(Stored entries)
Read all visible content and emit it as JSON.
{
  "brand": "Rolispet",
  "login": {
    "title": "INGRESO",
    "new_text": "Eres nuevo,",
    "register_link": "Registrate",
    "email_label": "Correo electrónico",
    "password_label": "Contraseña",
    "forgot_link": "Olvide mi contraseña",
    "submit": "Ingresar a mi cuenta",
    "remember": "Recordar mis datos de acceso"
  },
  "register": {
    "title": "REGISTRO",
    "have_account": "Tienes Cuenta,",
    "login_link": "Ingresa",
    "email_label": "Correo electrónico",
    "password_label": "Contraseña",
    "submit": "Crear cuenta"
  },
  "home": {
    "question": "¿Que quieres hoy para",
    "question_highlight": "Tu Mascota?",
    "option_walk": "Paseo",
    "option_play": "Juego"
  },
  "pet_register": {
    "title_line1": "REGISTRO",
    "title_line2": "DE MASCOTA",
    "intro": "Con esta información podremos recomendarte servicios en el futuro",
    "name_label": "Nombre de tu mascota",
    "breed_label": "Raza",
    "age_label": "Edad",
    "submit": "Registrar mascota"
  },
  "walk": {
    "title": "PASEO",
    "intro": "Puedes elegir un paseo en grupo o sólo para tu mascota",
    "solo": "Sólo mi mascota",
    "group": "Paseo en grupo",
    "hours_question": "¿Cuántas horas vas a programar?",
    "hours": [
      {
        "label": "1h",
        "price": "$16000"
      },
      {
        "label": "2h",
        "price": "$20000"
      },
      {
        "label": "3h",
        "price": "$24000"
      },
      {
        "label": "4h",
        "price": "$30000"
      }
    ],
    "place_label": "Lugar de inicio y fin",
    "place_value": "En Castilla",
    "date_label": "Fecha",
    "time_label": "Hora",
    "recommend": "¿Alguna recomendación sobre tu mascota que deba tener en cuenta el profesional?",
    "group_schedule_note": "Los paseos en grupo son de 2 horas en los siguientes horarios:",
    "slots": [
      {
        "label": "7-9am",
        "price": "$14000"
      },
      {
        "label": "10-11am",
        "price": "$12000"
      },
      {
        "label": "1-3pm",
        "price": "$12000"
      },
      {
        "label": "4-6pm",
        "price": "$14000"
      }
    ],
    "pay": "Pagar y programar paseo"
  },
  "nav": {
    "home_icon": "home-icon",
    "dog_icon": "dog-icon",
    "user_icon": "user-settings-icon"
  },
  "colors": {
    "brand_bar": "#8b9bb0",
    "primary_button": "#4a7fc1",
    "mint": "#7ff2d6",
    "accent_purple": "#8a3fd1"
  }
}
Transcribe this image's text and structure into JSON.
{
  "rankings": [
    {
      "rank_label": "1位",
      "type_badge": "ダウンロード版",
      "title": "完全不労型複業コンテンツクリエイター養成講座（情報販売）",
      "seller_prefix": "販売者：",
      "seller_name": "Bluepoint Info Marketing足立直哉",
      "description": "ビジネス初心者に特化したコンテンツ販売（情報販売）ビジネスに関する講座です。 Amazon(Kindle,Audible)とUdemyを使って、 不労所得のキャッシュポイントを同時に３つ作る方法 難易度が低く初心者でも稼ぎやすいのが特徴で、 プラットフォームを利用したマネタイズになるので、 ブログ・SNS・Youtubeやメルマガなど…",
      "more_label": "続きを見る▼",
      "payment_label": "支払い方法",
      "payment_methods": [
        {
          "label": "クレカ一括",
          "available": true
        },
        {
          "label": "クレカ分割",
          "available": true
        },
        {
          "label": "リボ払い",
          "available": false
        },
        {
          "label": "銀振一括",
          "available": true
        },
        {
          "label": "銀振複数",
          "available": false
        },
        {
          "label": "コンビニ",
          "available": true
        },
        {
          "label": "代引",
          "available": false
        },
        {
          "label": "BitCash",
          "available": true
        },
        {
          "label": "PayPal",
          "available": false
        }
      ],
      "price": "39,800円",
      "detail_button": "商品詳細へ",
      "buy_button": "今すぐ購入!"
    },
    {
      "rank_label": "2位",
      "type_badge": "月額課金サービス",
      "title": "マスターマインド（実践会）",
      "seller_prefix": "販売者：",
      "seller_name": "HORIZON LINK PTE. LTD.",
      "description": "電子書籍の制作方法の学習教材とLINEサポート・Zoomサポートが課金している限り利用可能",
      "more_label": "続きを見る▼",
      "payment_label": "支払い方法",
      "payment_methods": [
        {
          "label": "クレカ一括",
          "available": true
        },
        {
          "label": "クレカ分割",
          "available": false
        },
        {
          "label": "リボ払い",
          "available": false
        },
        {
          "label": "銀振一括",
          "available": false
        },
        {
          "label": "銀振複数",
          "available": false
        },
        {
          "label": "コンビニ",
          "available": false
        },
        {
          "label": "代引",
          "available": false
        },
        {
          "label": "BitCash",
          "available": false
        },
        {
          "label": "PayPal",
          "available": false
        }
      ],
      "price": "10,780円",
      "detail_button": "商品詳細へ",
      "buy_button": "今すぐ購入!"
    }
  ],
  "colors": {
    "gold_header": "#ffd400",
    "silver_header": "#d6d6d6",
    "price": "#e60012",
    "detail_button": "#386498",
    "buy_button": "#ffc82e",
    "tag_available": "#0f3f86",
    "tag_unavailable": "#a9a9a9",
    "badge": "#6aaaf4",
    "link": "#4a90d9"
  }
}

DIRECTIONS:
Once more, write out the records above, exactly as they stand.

WRITTEN REPLY:
Read all visible content and emit it as JSON.
{
  "brand": "Rolispet",
  "login": {
    "title": "INGRESO",
    "new_text": "Eres nuevo,",
    "register_link": "Registrate",
    "email_label": "Correo electrónico",
    "password_label": "Contraseña",
    "forgot_link": "Olvide mi contraseña",
    "submit": "Ingresar a mi cuenta",
    "remember": "Recordar mis datos de acceso"
  },
  "register": {
    "title": "REGISTRO",
    "have_account": "Tienes Cuenta,",
    "login_link": "Ingresa",
    "email_label": "Correo electrónico",
    "password_label": "Contraseña",
    "submit": "Crear cuenta"
  },
  "home": {
    "question": "¿Que quieres hoy para",
    "question_highlight": "Tu Mascota?",
    "option_walk": "Paseo",
    "option_play": "Juego"
  },
  "pet_register": {
    "title_line1": "REGISTRO",
    "title_line2": "DE MASCOTA",
    "intro": "Con esta información podremos recomendarte servicios en el futuro",
    "name_label": "Nombre de tu mascota",
    "breed_label": "Raza",
    "age_label": "Edad",
    "submit": "Registrar mascota"
  },
  "walk": {
    "title": "PASEO",
    "intro": "Puedes elegir un paseo en grupo o sólo para tu mascota",
    "solo": "Sólo mi mascota",
    "group": "Paseo en grupo",
    "hours_question": "¿Cuántas horas vas a programar?",
    "hours": [
      {
        "label": "1h",
        "price": "$16000"
      },
      {
        "label": "2h",
        "price": "$20000"
      },
      {
        "label": "3h",
        "price": "$24000"
      },
      {
        "label": "4h",
        "price": "$30000"
      }
    ],
    "place_label": "Lugar de inicio y fin",
    "place_value": "En Castilla",
    "date_label": "Fecha",
    "time_label": "Hora",
    "recommend": "¿Alguna recomendación sobre tu mascota que deba tener en cuenta el profesional?",
    "group_schedule_note": "Los paseos en grupo son de 2 horas en los siguientes horarios:",
    "slots": [
      {
        "label": "7-9am",
        "price": "$14000"
      },
      {
        "label": "10-11am",
        "price": "$12000"
      },
      {
        "label": "1-3pm",
        "price": "$12000"
      },
      {
        "label": "4-6pm",
        "price": "$14000"
      }
    ],
    "pay": "Pagar y programar paseo"
  },
  "nav": {
    "home_icon": "home-icon",
    "dog_icon": "dog-icon",
    "user_icon": "user-settings-icon"
  },
  "colors": {
    "brand_bar": "#8b9bb0",
    "primary_button": "#4a7fc1",
    "mint": "#7ff2d6",
    "accent_purple": "#8a3fd1"
  }
}
Transcribe this image's text and structure into JSON.
{
  "rankings": [
    {
      "rank_label": "1位",
      "type_badge": "ダウンロード版",
      "title": "完全不労型複業コンテンツクリエイター養成講座（情報販売）",
      "seller_prefix": "販売者：",
      "seller_name": "Bluepoint Info Marketing足立直哉",
      "description": "ビジネス初心者に特化したコンテンツ販売（情報販売）ビジネスに関する講座です。 Amazon(Kindle,Audible)とUdemyを使って、 不労所得のキャッシュポイントを同時に３つ作る方法 難易度が低く初心者でも稼ぎやすいのが特徴で、 プラットフォームを利用したマネタイズになるので、 ブログ・SNS・Youtubeやメルマガなど…",
      "more_label": "続きを見る▼",
      "payment_label": "支払い方法",
      "payment_methods": [
        {
          "label": "クレカ一括",
          "available": true
        },
        {
          "label": "クレカ分割",
          "available": true
        },
        {
          "label": "リボ払い",
          "available": false
        },
        {
          "label": "銀振一括",
          "available": true
        },
        {
          "label": "銀振複数",
          "available": false
        },
        {
          "label": "コンビニ",
          "available": true
        },
        {
          "label": "代引",
          "available": false
        },
        {
          "label": "BitCash",
          "available": true
        },
        {
          "label": "PayPal",
          "available": false
        }
      ],
      "price": "39,800円",
      "detail_button": "商品詳細へ",
      "buy_button": "今すぐ購入!"
    },
    {
      "rank_label": "2位",
      "type_badge": "月額課金サービス",
      "title": "マスターマインド（実践会）",
      "seller_prefix": "販売者：",
      "seller_name": "HORIZON LINK PTE. LTD.",
      "description": "電子書籍の制作方法の学習教材とLINEサポート・Zoomサポートが課金している限り利用可能",
      "more_label": "続きを見る▼",
      "payment_label": "支払い方法",
      "payment_methods": [
        {
          "label": "クレカ一括",
          "available": true
        },
        {
          "label": "クレカ分割",
          "available": false
        },
        {
          "label": "リボ払い",
          "available": false
        },
        {
          "label": "銀振一括",
          "available": false
        },
        {
          "label": "銀振複数",
          "available": false
        },
        {
          "label": "コンビニ",
          "available": false
        },
        {
          "label": "代引",
          "available": false
        },
        {
          "label": "BitCash",
          "available": false
        },
        {
          "label": "PayPal",
          "available": false
        }
      ],
      "price": "10,780円",
      "detail_button": "商品詳細へ",
      "buy_button": "今すぐ購入!"
    }
  ],
  "colors": {
    "gold_header": "#ffd400",
    "silver_header": "#d6d6d6",
    "price": "#e60012",
    "detail_button": "#386498",
    "buy_button": "#ffc82e",
    "tag_available": "#0f3f86",
    "tag_unavailable": "#a9a9a9",
    "badge": "#6aaaf4",
    "link": "#4a90d9"
  }
}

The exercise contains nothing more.